Consider this graphic, showing enrolled patients at each site. It came through on a weekly "Site Newsletter" for a trial I was working on:
I chose this histogram not because it’s particularly bad, but because it’s supremely typical. Don’t get me wrong ... it’s really bad, but the important thing here is that it looks pretty much exactly like every site enrollment histogram in every study I’ve ever worked on.
This is a wasted opportunity. Whether we look at per-site enrollment with internal teams to develop enrollment support plans, or share this data with our sites to inform and motivate them, a good chart is one of the best tools we have. To illustrate this, let’s look at a few examples of better ways to look at the data.
If you really must do a static site histogram, make it as clear and meaningful as possible.
This chart improves on the standard histogram in a few important ways:
- It looks better. This is not a minor point when part of our work is to engage sites and makes them feel like they are part of something important. Actually, this graph is made clearer and more appealing mostly by the removal of useless attributes (extraneous whitespace, background colors, and unhelpful labels).
- It adds patient disposition information. Many graphs – like the one at the beginning of this post – are vague about who is being counted. Does "enrolled" include patients currently being screened, or just those randomized? Interpretations will vary from reader to reader. Instead, this chart makes patient status an explicit variable, without adding to the complexity of the presentation. It also provides a bit of information about recent performance, by showing patients who have been consented but not yet fully screened.

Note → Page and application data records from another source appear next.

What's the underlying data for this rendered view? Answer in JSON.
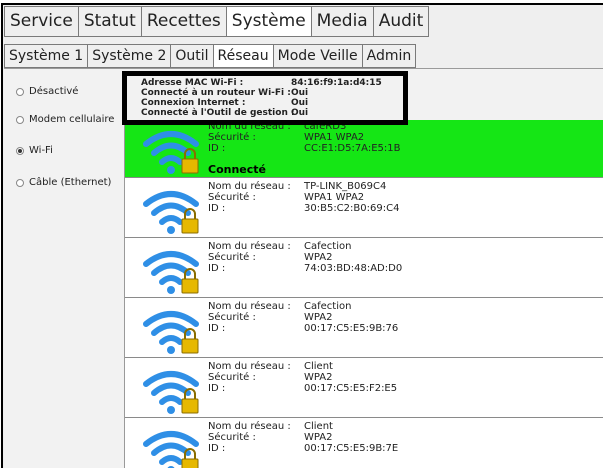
{
  "main_tabs": [
    "Service",
    "Statut",
    "Recettes",
    "Système",
    "Media",
    "Audit"
  ],
  "sub_tabs": [
    "Système 1",
    "Système 2",
    "Outil",
    "Réseau",
    "Mode Veille",
    "Admin"
  ],
  "connection_types": [
    {
      "label": "Désactivé",
      "checked": false
    },
    {
      "label": "Modem cellulaire",
      "checked": false
    },
    {
      "label": "Wi-Fi",
      "checked": true
    },
    {
      "label": "Câble (Ethernet)",
      "checked": false
    }
  ],
  "wifi_info": {
    "mac_label": "Adresse MAC Wi-Fi :",
    "mac_value": "84:16:f9:1a:d4:15",
    "router_label": "Connecté à un routeur Wi-Fi :",
    "router_value": "Oui",
    "internet_label": "Connexion Internet :",
    "internet_value": "Oui",
    "tool_label": "Connecté à l'Outil de gestion :",
    "tool_value": "Oui"
  },
  "labels": {
    "network": "Nom du réseau :",
    "security": "Sécurité :",
    "id": "ID :"
  },
  "colors": {
    "connected_bg": "#15e615",
    "wifi_blue": "#2f8fe6",
    "lock_gold": "#e6b800"
  },
  "networks": [
    {
      "name": "cafeRD3",
      "security": "WPA1 WPA2",
      "id": "CC:E1:D5:7A:E5:1B",
      "status": "Connecté",
      "connected": true
    },
    {
      "name": "TP-LINK_B069C4",
      "security": "WPA1 WPA2",
      "id": "30:B5:C2:B0:69:C4",
      "status": "",
      "connected": false
    },
    {
      "name": "Cafection",
      "security": "WPA2",
      "id": "74:03:BD:48:AD:D0",
      "status": "",
      "connected": false
    },
    {
      "name": "Cafection",
      "security": "WPA2",
      "id": "00:17:C5:E5:9B:76",
      "status": "",
      "connected": false
    },
    {
      "name": "Client",
      "security": "WPA2",
      "id": "00:17:C5:E5:F2:E5",
      "status": "",
      "connected": false
    },
    {
      "name": "Client",
      "security": "WPA2",
      "id": "00:17:C5:E5:9B:7E",
      "status": "",
      "connected": false
    }
  ]
}
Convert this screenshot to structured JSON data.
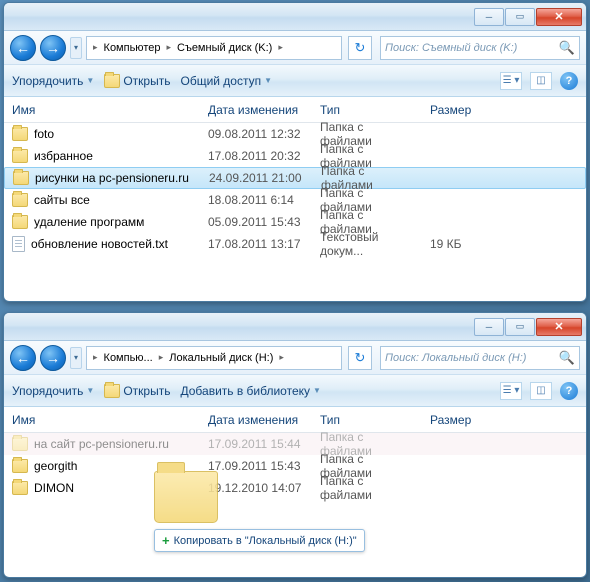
{
  "win1": {
    "crumbs": [
      "Компьютер",
      "Съемный диск (K:)"
    ],
    "search_placeholder": "Поиск: Съемный диск (K:)",
    "toolbar": {
      "organize": "Упорядочить",
      "open": "Открыть",
      "share": "Общий доступ"
    },
    "cols": {
      "name": "Имя",
      "date": "Дата изменения",
      "type": "Тип",
      "size": "Размер"
    },
    "rows": [
      {
        "icon": "folder",
        "name": "foto",
        "date": "09.08.2011 12:32",
        "type": "Папка с файлами",
        "size": ""
      },
      {
        "icon": "folder",
        "name": "избранное",
        "date": "17.08.2011 20:32",
        "type": "Папка с файлами",
        "size": ""
      },
      {
        "icon": "folder",
        "name": "рисунки на pc-pensioneru.ru",
        "date": "24.09.2011 21:00",
        "type": "Папка с файлами",
        "size": "",
        "selected": true
      },
      {
        "icon": "folder",
        "name": "сайты все",
        "date": "18.08.2011 6:14",
        "type": "Папка с файлами",
        "size": ""
      },
      {
        "icon": "folder",
        "name": "удаление программ",
        "date": "05.09.2011 15:43",
        "type": "Папка с файлами",
        "size": ""
      },
      {
        "icon": "txt",
        "name": "обновление новостей.txt",
        "date": "17.08.2011 13:17",
        "type": "Текстовый докум...",
        "size": "19 КБ"
      }
    ]
  },
  "win2": {
    "crumbs": [
      "Компью...",
      "Локальный диск (H:)"
    ],
    "search_placeholder": "Поиск: Локальный диск (H:)",
    "toolbar": {
      "organize": "Упорядочить",
      "open": "Открыть",
      "library": "Добавить в библиотеку"
    },
    "cols": {
      "name": "Имя",
      "date": "Дата изменения",
      "type": "Тип",
      "size": "Размер"
    },
    "rows": [
      {
        "icon": "folder",
        "name": "на сайт pc-pensioneru.ru",
        "date": "17.09.2011 15:44",
        "type": "Папка с файлами",
        "size": "",
        "fade": true
      },
      {
        "icon": "folder",
        "name": "georgith",
        "date": "17.09.2011 15:43",
        "type": "Папка с файлами",
        "size": ""
      },
      {
        "icon": "folder",
        "name": "DIMON",
        "date": "19.12.2010 14:07",
        "type": "Папка с файлами",
        "size": ""
      }
    ],
    "drop_hint": "Копировать в \"Локальный диск (H:)\""
  }
}
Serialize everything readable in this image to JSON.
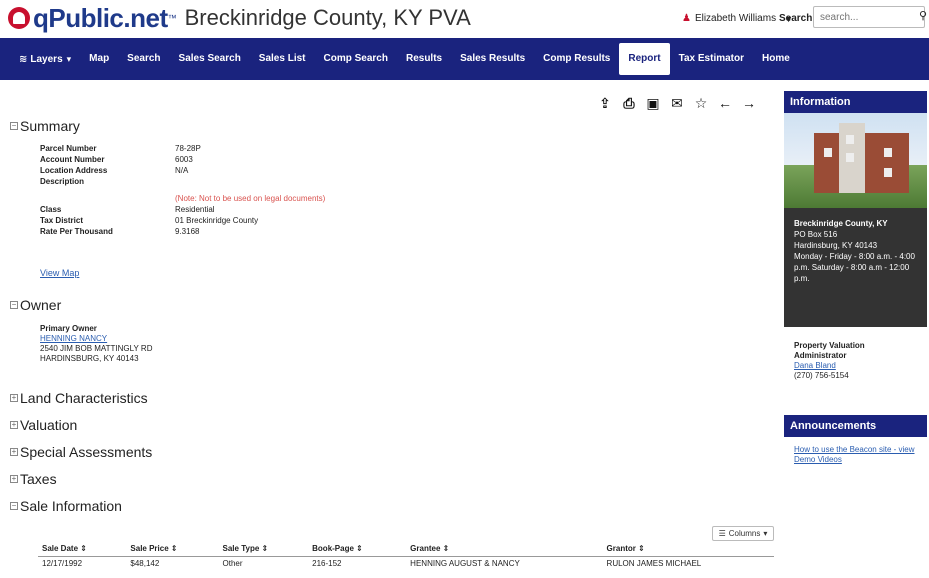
{
  "header": {
    "logo_text": "qPublic.net",
    "logo_tm": "™",
    "county_title": "Breckinridge County, KY PVA",
    "user_name": "Elizabeth Williams",
    "search_label": "Search",
    "search_placeholder": "search..."
  },
  "nav": {
    "items": [
      {
        "label": "Layers",
        "active": false
      },
      {
        "label": "Map",
        "active": false
      },
      {
        "label": "Search",
        "active": false
      },
      {
        "label": "Sales Search",
        "active": false
      },
      {
        "label": "Sales List",
        "active": false
      },
      {
        "label": "Comp Search",
        "active": false
      },
      {
        "label": "Results",
        "active": false
      },
      {
        "label": "Sales Results",
        "active": false
      },
      {
        "label": "Comp Results",
        "active": false
      },
      {
        "label": "Report",
        "active": true
      },
      {
        "label": "Tax Estimator",
        "active": false
      },
      {
        "label": "Home",
        "active": false
      }
    ]
  },
  "toolbar": {
    "icons": [
      "share-icon",
      "print-icon",
      "image-icon",
      "email-icon",
      "star-icon",
      "back-arrow-icon",
      "forward-arrow-icon"
    ]
  },
  "summary": {
    "title": "Summary",
    "rows": [
      {
        "key": "Parcel Number",
        "value": "78-28P"
      },
      {
        "key": "Account Number",
        "value": "6003"
      },
      {
        "key": "Location Address",
        "value": "N/A"
      },
      {
        "key": "Description",
        "value": ""
      },
      {
        "key": "",
        "value": "(Note: Not to be used on legal documents)"
      },
      {
        "key": "Class",
        "value": "Residential"
      },
      {
        "key": "Tax District",
        "value": "01 Breckinridge County"
      },
      {
        "key": "Rate Per Thousand",
        "value": "9.3168"
      }
    ],
    "view_map": "View Map"
  },
  "owner": {
    "title": "Owner",
    "label": "Primary Owner",
    "name": "HENNING NANCY",
    "address1": "2540 JIM BOB MATTINGLY RD",
    "address2": "HARDINSBURG, KY 40143"
  },
  "sections": {
    "land": "Land Characteristics",
    "valuation": "Valuation",
    "special": "Special Assessments",
    "taxes": "Taxes",
    "sale": "Sale Information"
  },
  "sale": {
    "columns_label": "Columns",
    "headers": [
      "Sale Date",
      "Sale Price",
      "Sale Type",
      "Book-Page",
      "Grantee",
      "Grantor"
    ],
    "rows": [
      [
        "12/17/1992",
        "$48,142",
        "Other",
        "216-152",
        "HENNING AUGUST & NANCY",
        "RULON JAMES MICHAEL"
      ]
    ]
  },
  "sidebar": {
    "info_title": "Information",
    "office_name": "Breckinridge County, KY",
    "office_line1": "PO Box 516",
    "office_line2": "Hardinsburg, KY 40143",
    "office_hours": "Monday - Friday - 8:00 a.m. - 4:00 p.m. Saturday - 8:00 a.m - 12:00 p.m.",
    "pva_label_1": "Property Valuation",
    "pva_label_2": "Administrator",
    "pva_name": "Dana Bland",
    "pva_phone": "(270) 756-5154",
    "announcements_title": "Announcements",
    "announcement_link": "How to use the Beacon site - view Demo Videos"
  }
}
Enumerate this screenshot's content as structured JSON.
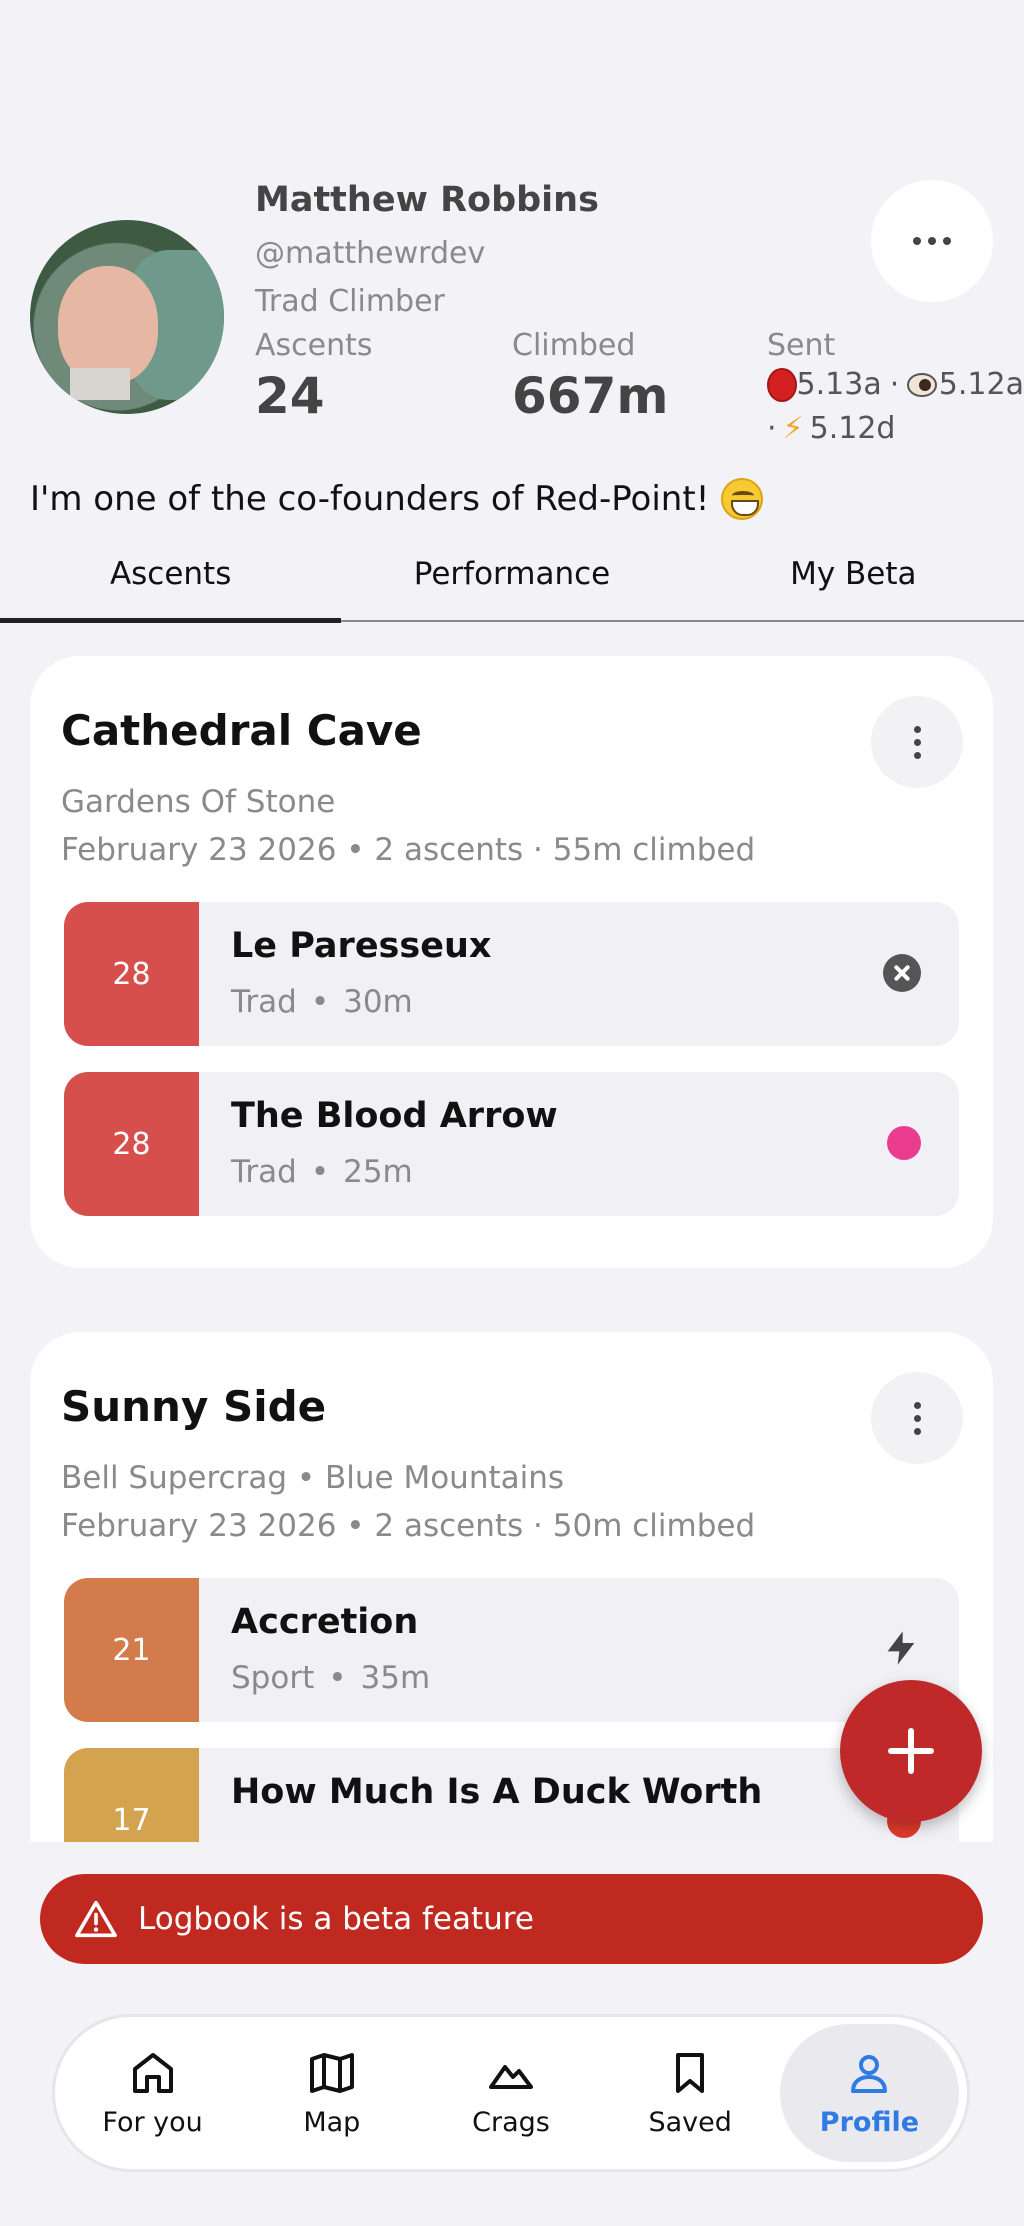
{
  "profile": {
    "name": "Matthew Robbins",
    "handle": "@matthewrdev",
    "role": "Trad Climber",
    "bio": "I'm one of the co-founders of Red-Point!",
    "stats": {
      "ascents_label": "Ascents",
      "ascents_value": "24",
      "climbed_label": "Climbed",
      "climbed_value": "667m",
      "sent_label": "Sent",
      "sent_redpoint": "5.13a",
      "sent_sep1": "·",
      "sent_onsight": "5.12a",
      "sent_sep2": "·",
      "sent_flash": "5.12d"
    }
  },
  "tabs": [
    {
      "label": "Ascents",
      "active": true
    },
    {
      "label": "Performance",
      "active": false
    },
    {
      "label": "My Beta",
      "active": false
    }
  ],
  "logbook": [
    {
      "crag": "Cathedral Cave",
      "location": "Gardens Of Stone",
      "meta": "February 23 2026 • 2 ascents · 55m climbed",
      "routes": [
        {
          "grade": "28",
          "grade_color": "#d64f4c",
          "name": "Le Paresseux",
          "style": "Trad",
          "sep": "•",
          "length": "30m",
          "status_icon": "close-circle-icon"
        },
        {
          "grade": "28",
          "grade_color": "#d64f4c",
          "name": "The Blood Arrow",
          "style": "Trad",
          "sep": "•",
          "length": "25m",
          "status_icon": "pink-dot-icon"
        }
      ]
    },
    {
      "crag": "Sunny Side",
      "location": "Bell Supercrag • Blue Mountains",
      "meta": "February 23 2026 • 2 ascents · 50m climbed",
      "routes": [
        {
          "grade": "21",
          "grade_color": "#d47b4c",
          "name": "Accretion",
          "style": "Sport",
          "sep": "•",
          "length": "35m",
          "status_icon": "bolt-icon"
        },
        {
          "grade": "17",
          "grade_color": "#d4a350",
          "name": "How Much Is A Duck Worth",
          "style": "",
          "sep": "",
          "length": "",
          "status_icon": "red-dot-icon"
        }
      ]
    }
  ],
  "banner": {
    "text": "Logbook is a beta feature"
  },
  "nav": [
    {
      "label": "For you",
      "icon": "home-icon",
      "active": false
    },
    {
      "label": "Map",
      "icon": "map-icon",
      "active": false
    },
    {
      "label": "Crags",
      "icon": "mountain-icon",
      "active": false
    },
    {
      "label": "Saved",
      "icon": "bookmark-icon",
      "active": false
    },
    {
      "label": "Profile",
      "icon": "user-icon",
      "active": true
    }
  ],
  "colors": {
    "accent": "#c0292a",
    "nav_active": "#2f7be3",
    "background": "#f3f2f7"
  }
}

- It ranks sites by their total contribution to the study, not by the letters in the investigator’s name. And that is one of the main reasons we like to share this information with our sites in the first place.
Find Opportunities for Alternate Visualizations
There are many other ways in which essentially the same data can be re-sliced or restructured to underscore particular trends or messages. Here are two that I look at frequently, and often find worth sharing.
Then versus Now
This tornado chart is an excellent way of showing site-level enrollment trajectory, with each sites prior (left) and subsequent (right) contributions separated out. This example spotlights activity over the past month, but for slower trials a larger timescale may be more appropriate. Also, how the data is sorted can be critical in the communication: this could have been ranked by total enrollment, but instead sorts first on most-recent screening, clearly showing who’s picked up, who’s dropped off, and who’s remained constant (both good and bad).
This is especially useful when looking at a major event (e.g., pre/post protocol amendment), or where enrollment is expected to have natural fluctuations (e.g., in seasonal conditions).
Net Patient Contribution
In many trials, site activation occurs in a more or less "rolling" fashion, with many sites not starting until later in the enrollment period. This makes simple enrollment histograms downright misleading, as they fail to differentiate sites by the length of time they’ve actually been able to enroll. Reporting enrollment rates (patients per site per month) is one straightforward way of compensating for this, but it has the unfortunate effect of showing extreme (and, most importantly, non-predictive), variance for sites that have not been enrolling for very long.
As a result, I prefer to measure each site in terms of its net contribution to enrollment, compared to what it was expected to do over the time it was open:
To clarify this, consider an example: A study expects sites to screen 1 patient per month. Both Site A and Site B have failed to screen a single patient so far, but Site A has been active for 6 months, whereas Site B has only been active 1 month.
On an enrollment histogram, both sites would show up as tied at 0. However, Site A’s 0 is a lot more problematic – and predictive of future performance – than Site B’s 0. If I compare them to benchmark, then I show how many total screenings each site is below the study’s expectation: Site A is at -6, and Site B is only -1, a much clearer representation of current performance.
This graphic has the added advantage of showing how the study as a whole is doing. Comparing the total volume of positive to negative bars gives the viewer an immediate visceral sense of whether the study is above or below expectations.
The above are just 3 examples – there is a lot more that can be done with this data. What is most important is that we first stop and think about what we’re trying to communicate, and then design clear, informative, and attractive graphics to help us do that.